Stored data
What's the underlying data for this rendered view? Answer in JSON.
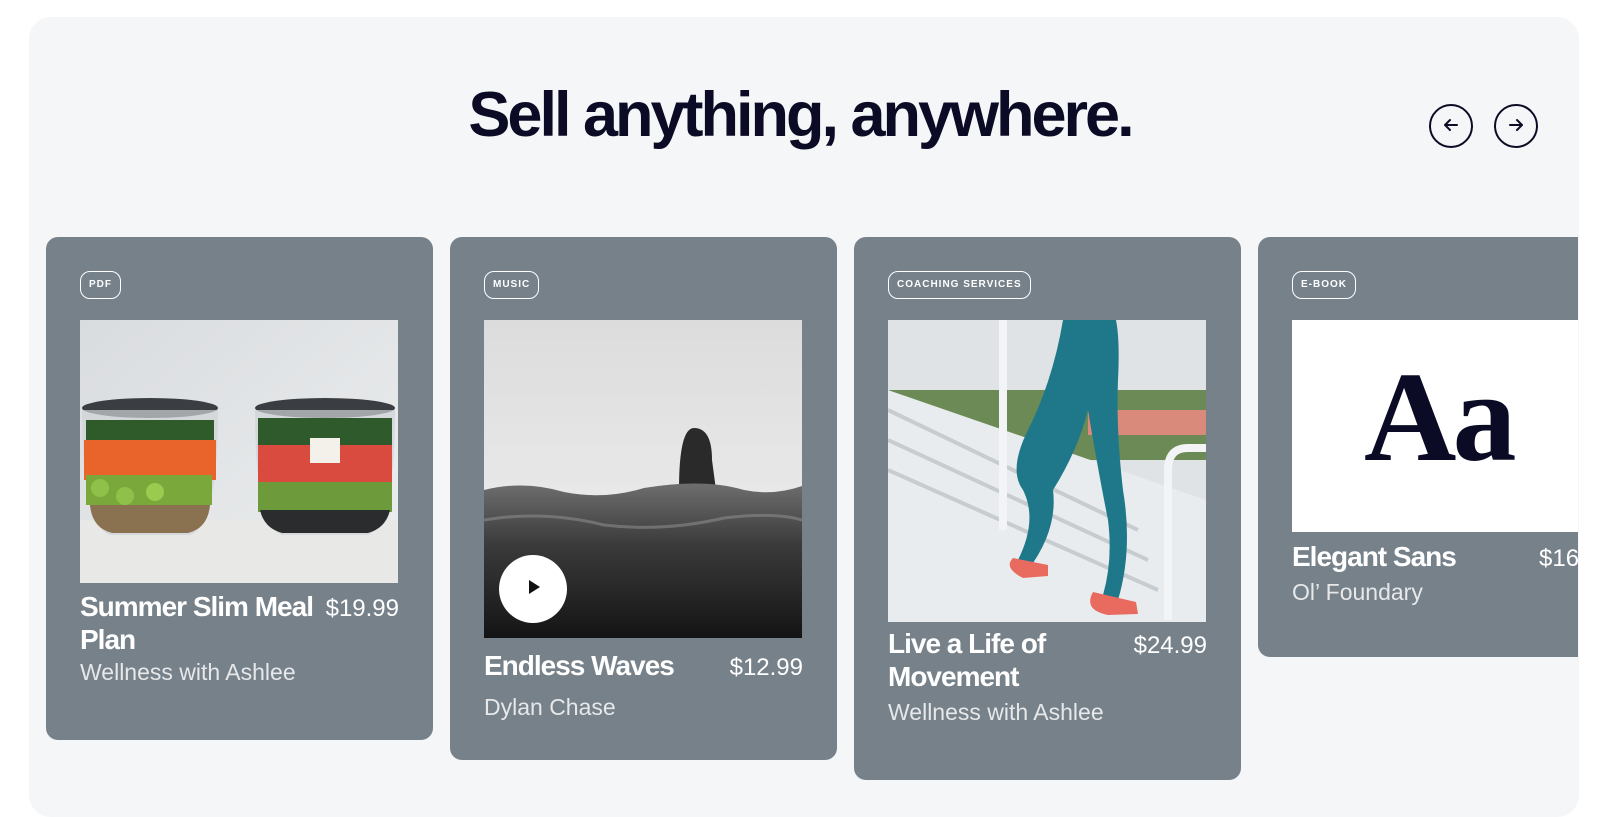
{
  "headline": "Sell anything, anywhere.",
  "nav": {
    "prev_icon": "arrow-left-icon",
    "next_icon": "arrow-right-icon"
  },
  "products": [
    {
      "badge": "PDF",
      "title": "Summer Slim Meal Plan",
      "price": "$19.99",
      "author": "Wellness with Ashlee"
    },
    {
      "badge": "MUSIC",
      "title": "Endless Waves",
      "price": "$12.99",
      "author": "Dylan Chase"
    },
    {
      "badge": "COACHING SERVICES",
      "title": "Live a Life of Movement",
      "price": "$24.99",
      "author": "Wellness with Ashlee"
    },
    {
      "badge": "E-BOOK",
      "title": "Elegant Sans",
      "price": "$16",
      "author": "Ol’ Foundary",
      "specimen": "Aa"
    }
  ],
  "colors": {
    "card": "#77818a",
    "panel": "#f5f6f8",
    "headline": "#0c0b26"
  }
}
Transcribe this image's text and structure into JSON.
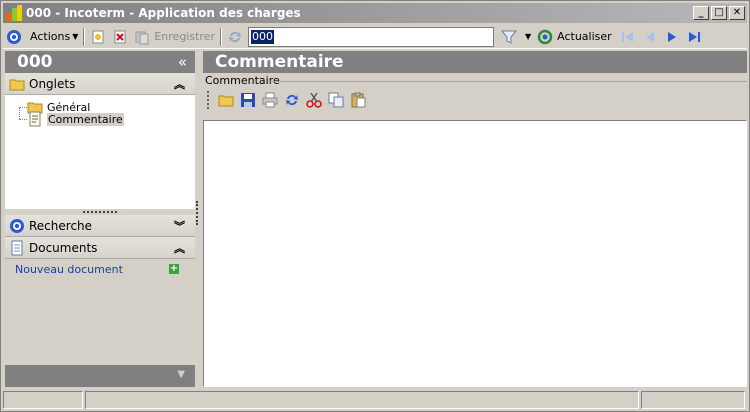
{
  "window": {
    "title": "000  -  Incoterm - Application des charges"
  },
  "titlebar_buttons": {
    "minimize": "_",
    "maximize": "□",
    "close": "✕"
  },
  "toolbar": {
    "actions_label": "Actions",
    "save_label": "Enregistrer",
    "search_value": "000",
    "refresh_label": "Actualiser"
  },
  "left_panel": {
    "header": "000",
    "collapse_glyph": "«",
    "tabs_group": {
      "label": "Onglets"
    },
    "tree": [
      {
        "label": "Général"
      },
      {
        "label": "Commentaire"
      }
    ],
    "search_group": {
      "label": "Recherche"
    },
    "documents_group": {
      "label": "Documents"
    },
    "new_document": "Nouveau document"
  },
  "right_panel": {
    "header": "Commentaire",
    "section_label": "Commentaire"
  },
  "colors": {
    "accent": "#0a246a",
    "link": "#1a3ca8",
    "header_bg": "#808080"
  }
}
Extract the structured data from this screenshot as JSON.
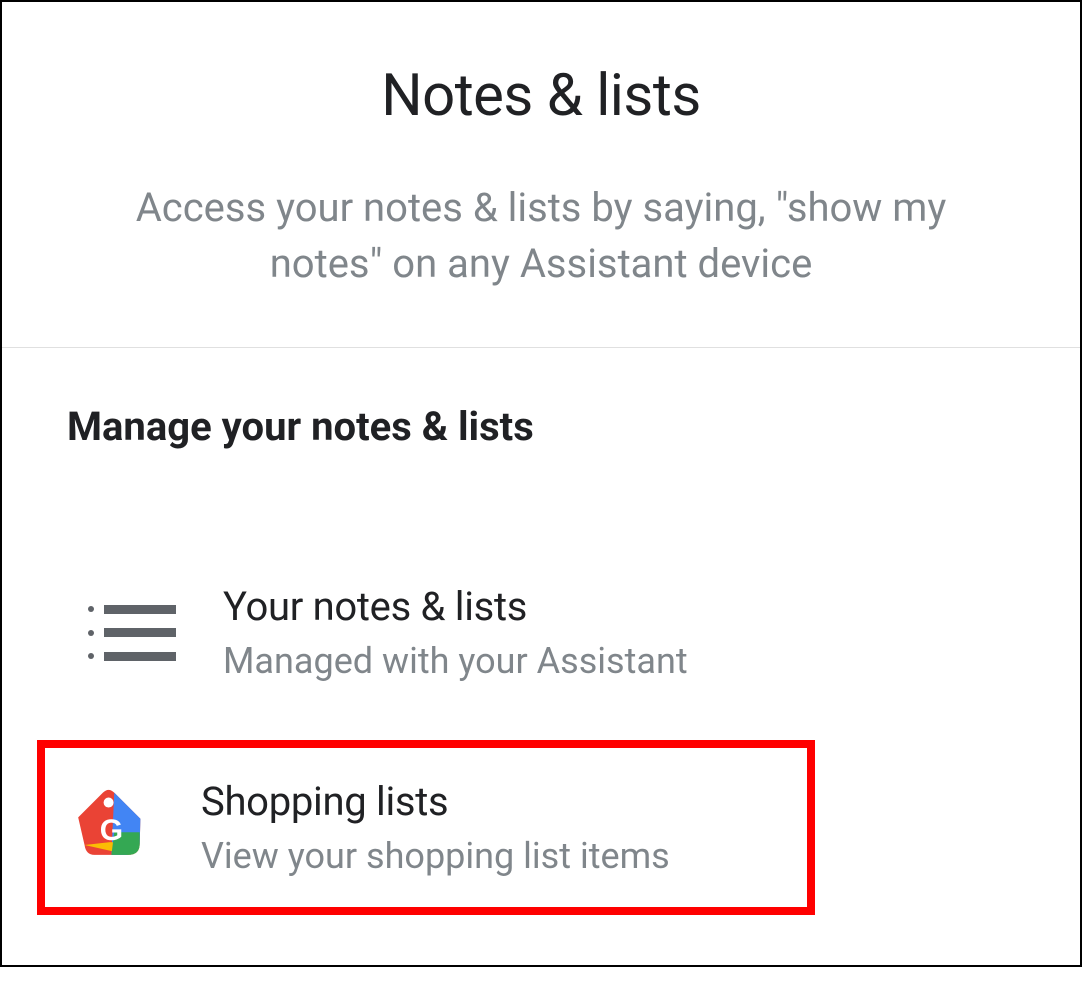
{
  "header": {
    "title": "Notes & lists",
    "subtitle": "Access your notes & lists by saying, \"show my notes\" on any Assistant device"
  },
  "section": {
    "heading": "Manage your notes & lists",
    "items": [
      {
        "title": "Your notes & lists",
        "subtitle": "Managed with your Assistant"
      },
      {
        "title": "Shopping lists",
        "subtitle": "View your shopping list items"
      }
    ]
  }
}
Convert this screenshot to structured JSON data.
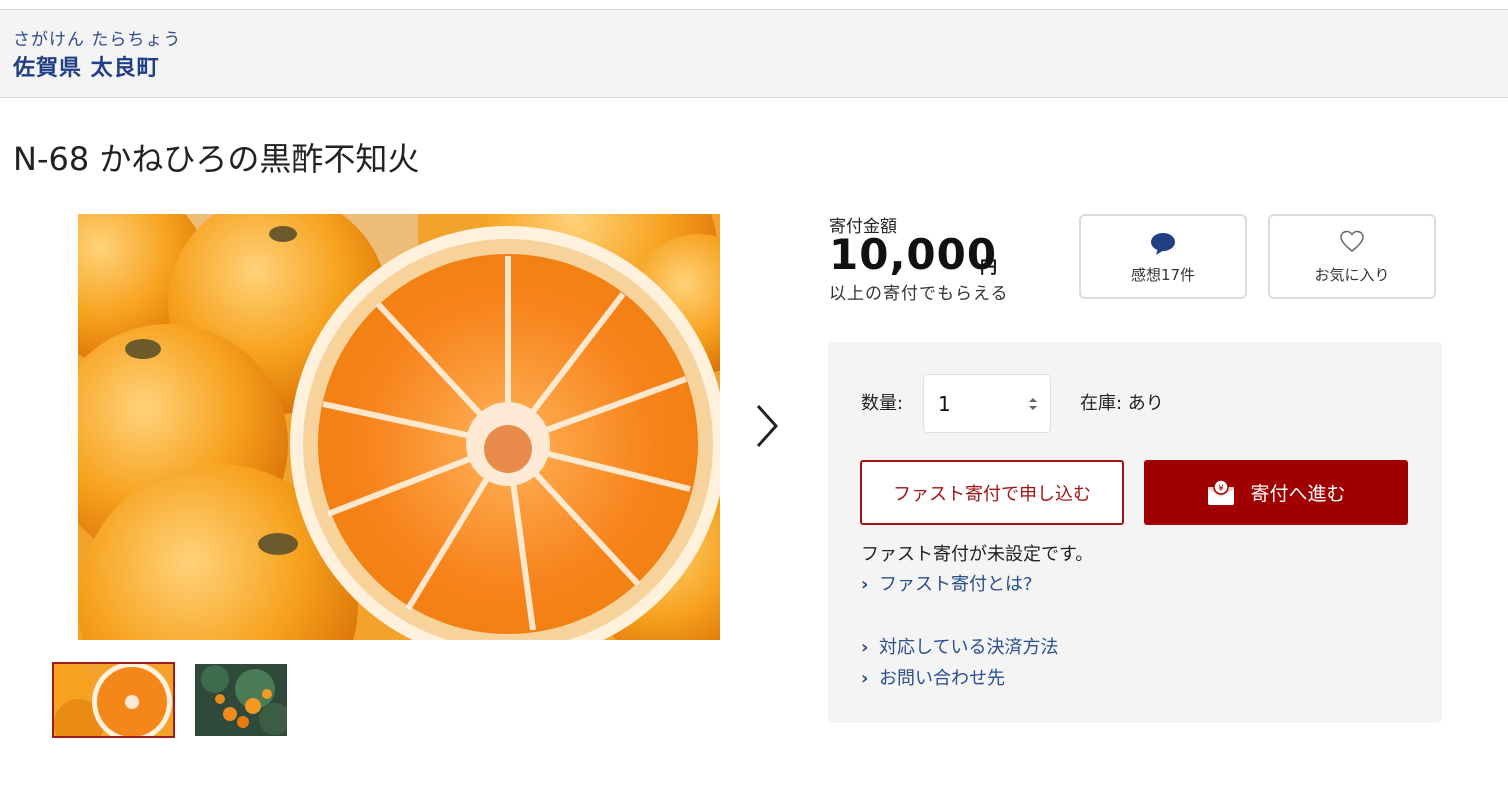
{
  "municipality": {
    "kana": "さがけん たらちょう",
    "name": "佐賀県 太良町"
  },
  "product": {
    "title": "N-68 かねひろの黒酢不知火"
  },
  "gallery": {
    "main_image": "orange-fruit-photo",
    "thumbnails": [
      {
        "image": "orange-halves-thumb",
        "selected": true
      },
      {
        "image": "orange-tree-thumb",
        "selected": false
      }
    ]
  },
  "price": {
    "label": "寄付金額",
    "amount": "10,000",
    "unit": "円",
    "note": "以上の寄付でもらえる"
  },
  "actions": {
    "reviews_label": "感想17件",
    "favorite_label": "お気に入り"
  },
  "order": {
    "quantity_label": "数量:",
    "quantity_value": "1",
    "stock_text": "在庫: あり",
    "fast_button": "ファスト寄付で申し込む",
    "proceed_button": "寄付へ進む",
    "fast_status": "ファスト寄付が未設定です。",
    "links": [
      "ファスト寄付とは?",
      "対応している決済方法",
      "お問い合わせ先"
    ]
  },
  "colors": {
    "accent_red": "#a10000",
    "link_blue": "#2a4f8f",
    "panel_bg": "#f4f4f4"
  }
}
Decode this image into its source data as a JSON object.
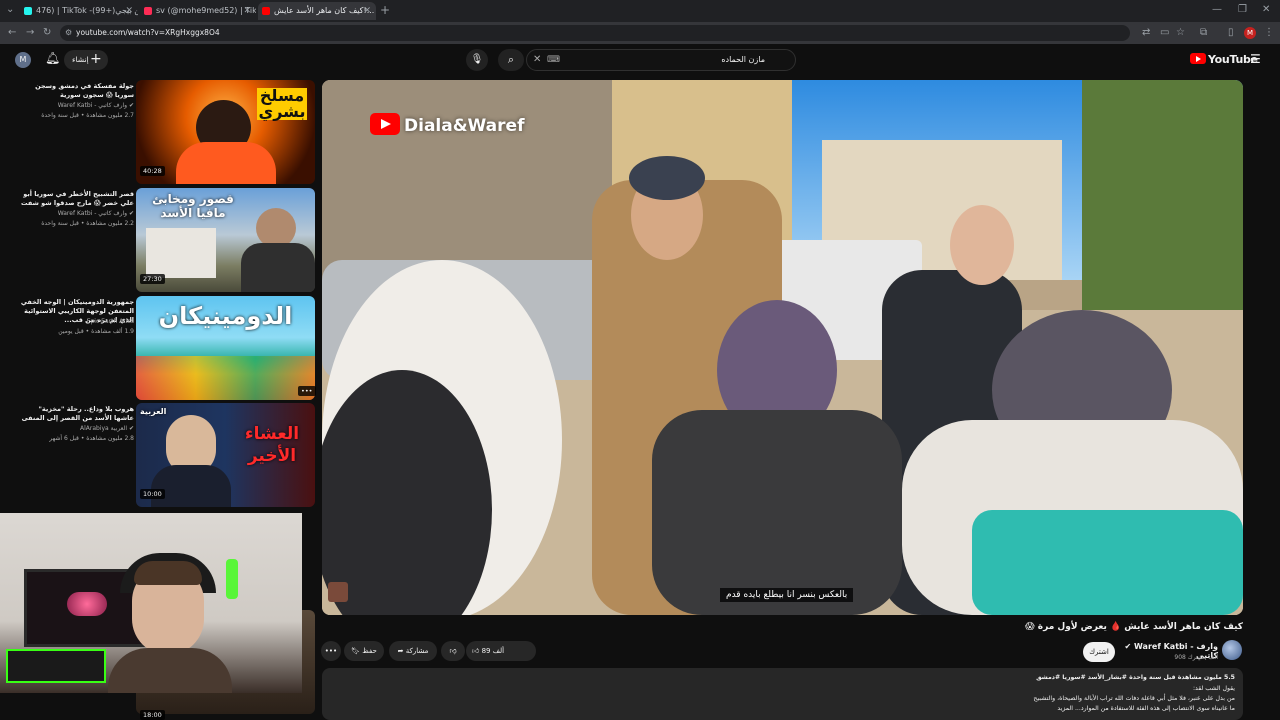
{
  "browser": {
    "tabs": [
      {
        "label": "476) | TikTok -(99+)وطن بيجي",
        "active": false,
        "color": "#25f4ee"
      },
      {
        "label": "sv (@mohe9med52) | TikTok",
        "active": false,
        "color": "#fe2c55"
      },
      {
        "label": "كيف كان ماهر الأسد عايش!...",
        "active": true,
        "color": "#ff0000"
      }
    ],
    "url": "youtube.com/watch?v=XRgHxggx8O4",
    "profile_initial": "M"
  },
  "header": {
    "search_value": "مازن الحماده",
    "search_keyboard": "⌨",
    "create_label": "إنشاء",
    "logo_text": "YouTube",
    "avatar_initial": "M"
  },
  "recommendations": [
    {
      "title": "جولة مفسكة في دمشق وسجن سوريا 😱 سجون سورية",
      "channel": "Waref Katbi - وارف كاتبي",
      "meta": "2.7 مليون مشاهدة • قبل سنة واحدة",
      "duration": "40:28",
      "thumb_text": "مسلخ بشري"
    },
    {
      "title": "قصر التشبيح الأخطر في سوريا أبو علي خضر 😱 مارح صدقوا شو شفت",
      "channel": "Waref Katbi - وارف كاتبي",
      "meta": "2.2 مليون مشاهدة • قبل سنة واحدة",
      "duration": "27:30",
      "thumb_text": "قصور ومخابئ مافيا الأسد"
    },
    {
      "title": "جمهورية الدومينيكان | الوجه الخفي المتعفن لوجهة الكاريبي الاستوائية الذي لم تره من قب...",
      "channel": "Epic Earth Atlas",
      "meta": "1.9 ألف مشاهدة • قبل يومين",
      "duration": "",
      "thumb_text": "الدومينيكان"
    },
    {
      "title": "هروب بلا وداع.. رحلة \"مخزية\" عاشها الأسد من القصر إلى المنفى",
      "channel": "AlArabiya العربية",
      "meta": "2.8 مليون مشاهدة • قبل 6 أشهر",
      "duration": "10:00",
      "thumb_text": "العشاء الأخير",
      "thumb_brand": "العربية"
    },
    {
      "title": "",
      "channel": "",
      "meta": "",
      "duration": "18:00",
      "thumb_text": ""
    }
  ],
  "player": {
    "watermark": "Diala&Waref",
    "subtitle": "بالعكس بنسر انا بيطلع بايده قدم"
  },
  "video": {
    "title": "كيف كان ماهر الأسد عايش 🩸 يعرض لأول مرة 😱",
    "channel_name": "Waref Katbi - وارف كاتبي",
    "subscribers": "908 ألف مشترك",
    "join_label": "اشترك",
    "like_label": "89 ألف",
    "share_label": "مشاركة",
    "save_label": "حفظ",
    "more_label": "•••"
  },
  "description": {
    "stats": "5.5 مليون مشاهدة قبل سنة واحدة  #بشار_الأسد #سوريا #دمشق",
    "line1": "يقول الشب لقد:",
    "line2": "من بدل على عنبر، فلا مثل أبي قاعلة دفات الله تراب الأبالة والصيحاة، والتشبيح",
    "line3": "ما عانيناه سوى الانتصاب إلى هذه الفئة للاستفادة من الموارد... المزيد"
  }
}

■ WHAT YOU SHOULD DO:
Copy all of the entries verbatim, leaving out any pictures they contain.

■ RESPONSE:
What's the underlying data for this rendered view? Answer in JSON.
{
  "headline": "Sell anything, anywhere.",
  "nav": {
    "prev_icon": "arrow-left-icon",
    "next_icon": "arrow-right-icon"
  },
  "products": [
    {
      "badge": "PDF",
      "title": "Summer Slim Meal Plan",
      "price": "$19.99",
      "author": "Wellness with Ashlee"
    },
    {
      "badge": "MUSIC",
      "title": "Endless Waves",
      "price": "$12.99",
      "author": "Dylan Chase"
    },
    {
      "badge": "COACHING SERVICES",
      "title": "Live a Life of Movement",
      "price": "$24.99",
      "author": "Wellness with Ashlee"
    },
    {
      "badge": "E-BOOK",
      "title": "Elegant Sans",
      "price": "$16",
      "author": "Ol’ Foundary",
      "specimen": "Aa"
    }
  ],
  "colors": {
    "card": "#77818a",
    "panel": "#f5f6f8",
    "headline": "#0c0b26"
  }
}
Transcribe this image's text and structure into JSON.
{
  "window": {
    "title": "000  -  Incoterm - Application des charges"
  },
  "titlebar_buttons": {
    "minimize": "_",
    "maximize": "□",
    "close": "✕"
  },
  "toolbar": {
    "actions_label": "Actions",
    "save_label": "Enregistrer",
    "search_value": "000",
    "refresh_label": "Actualiser"
  },
  "left_panel": {
    "header": "000",
    "collapse_glyph": "«",
    "tabs_group": {
      "label": "Onglets"
    },
    "tree": [
      {
        "label": "Général"
      },
      {
        "label": "Commentaire"
      }
    ],
    "search_group": {
      "label": "Recherche"
    },
    "documents_group": {
      "label": "Documents"
    },
    "new_document": "Nouveau document"
  },
  "right_panel": {
    "header": "Commentaire",
    "section_label": "Commentaire"
  },
  "colors": {
    "accent": "#0a246a",
    "link": "#1a3ca8",
    "header_bg": "#808080"
  }
}
Extract the structured data from this screenshot as JSON.
{
  "header": {
    "title": "Notes & lists",
    "subtitle": "Access your notes & lists by saying, \"show my notes\" on any Assistant device"
  },
  "section": {
    "heading": "Manage your notes & lists",
    "items": [
      {
        "title": "Your notes & lists",
        "subtitle": "Managed with your Assistant"
      },
      {
        "title": "Shopping lists",
        "subtitle": "View your shopping list items"
      }
    ]
  }
}
Convert this screenshot to structured JSON data.
{
  "municipality": {
    "kana": "さがけん たらちょう",
    "name": "佐賀県 太良町"
  },
  "product": {
    "title": "N-68 かねひろの黒酢不知火"
  },
  "gallery": {
    "main_image": "orange-fruit-photo",
    "thumbnails": [
      {
        "image": "orange-halves-thumb",
        "selected": true
      },
      {
        "image": "orange-tree-thumb",
        "selected": false
      }
    ]
  },
  "price": {
    "label": "寄付金額",
    "amount": "10,000",
    "unit": "円",
    "note": "以上の寄付でもらえる"
  },
  "actions": {
    "reviews_label": "感想17件",
    "favorite_label": "お気に入り"
  },
  "order": {
    "quantity_label": "数量:",
    "quantity_value": "1",
    "stock_text": "在庫: あり",
    "fast_button": "ファスト寄付で申し込む",
    "proceed_button": "寄付へ進む",
    "fast_status": "ファスト寄付が未設定です。",
    "links": [
      "ファスト寄付とは?",
      "対応している決済方法",
      "お問い合わせ先"
    ]
  },
  "colors": {
    "accent_red": "#a10000",
    "link_blue": "#2a4f8f",
    "panel_bg": "#f4f4f4"
  }
}
Decode this image into its source data as a JSON object.
{
  "browser": {
    "tabs": [
      {
        "label": "476) | TikTok -(99+)وطن بيجي",
        "active": false,
        "color": "#25f4ee"
      },
      {
        "label": "sv (@mohe9med52) | TikTok",
        "active": false,
        "color": "#fe2c55"
      },
      {
        "label": "كيف كان ماهر الأسد عايش!...",
        "active": true,
        "color": "#ff0000"
      }
    ],
    "url": "youtube.com/watch?v=XRgHxggx8O4",
    "profile_initial": "M"
  },
  "header": {
    "search_value": "مازن الحماده",
    "search_keyboard": "⌨",
    "create_label": "إنشاء",
    "logo_text": "YouTube",
    "avatar_initial": "M"
  },
  "recommendations": [
    {
      "title": "جولة مفسكة في دمشق وسجن سوريا 😱 سجون سورية",
      "channel": "Waref Katbi - وارف كاتبي",
      "meta": "2.7 مليون مشاهدة • قبل سنة واحدة",
      "duration": "40:28",
      "thumb_text": "مسلخ بشري"
    },
    {
      "title": "قصر التشبيح الأخطر في سوريا أبو علي خضر 😱 مارح صدقوا شو شفت",
      "channel": "Waref Katbi - وارف كاتبي",
      "meta": "2.2 مليون مشاهدة • قبل سنة واحدة",
      "duration": "27:30",
      "thumb_text": "قصور ومخابئ مافيا الأسد"
    },
    {
      "title": "جمهورية الدومينيكان | الوجه الخفي المتعفن لوجهة الكاريبي الاستوائية الذي لم تره من قب...",
      "channel": "Epic Earth Atlas",
      "meta": "1.9 ألف مشاهدة • قبل يومين",
      "duration": "",
      "thumb_text": "الدومينيكان"
    },
    {
      "title": "هروب بلا وداع.. رحلة \"مخزية\" عاشها الأسد من القصر إلى المنفى",
      "channel": "AlArabiya العربية",
      "meta": "2.8 مليون مشاهدة • قبل 6 أشهر",
      "duration": "10:00",
      "thumb_text": "العشاء الأخير",
      "thumb_brand": "العربية"
    },
    {
      "title": "",
      "channel": "",
      "meta": "",
      "duration": "18:00",
      "thumb_text": ""
    }
  ],
  "player": {
    "watermark": "Diala&Waref",
    "subtitle": "بالعكس بنسر انا بيطلع بايده قدم"
  },
  "video": {
    "title": "كيف كان ماهر الأسد عايش 🩸 يعرض لأول مرة 😱",
    "channel_name": "Waref Katbi - وارف كاتبي",
    "subscribers": "908 ألف مشترك",
    "join_label": "اشترك",
    "like_label": "89 ألف",
    "share_label": "مشاركة",
    "save_label": "حفظ",
    "more_label": "•••"
  },
  "description": {
    "stats": "5.5 مليون مشاهدة قبل سنة واحدة  #بشار_الأسد #سوريا #دمشق",
    "line1": "يقول الشب لقد:",
    "line2": "من بدل على عنبر، فلا مثل أبي قاعلة دفات الله تراب الأبالة والصيحاة، والتشبيح",
    "line3": "ما عانيناه سوى الانتصاب إلى هذه الفئة للاستفادة من الموارد... المزيد"
  }
}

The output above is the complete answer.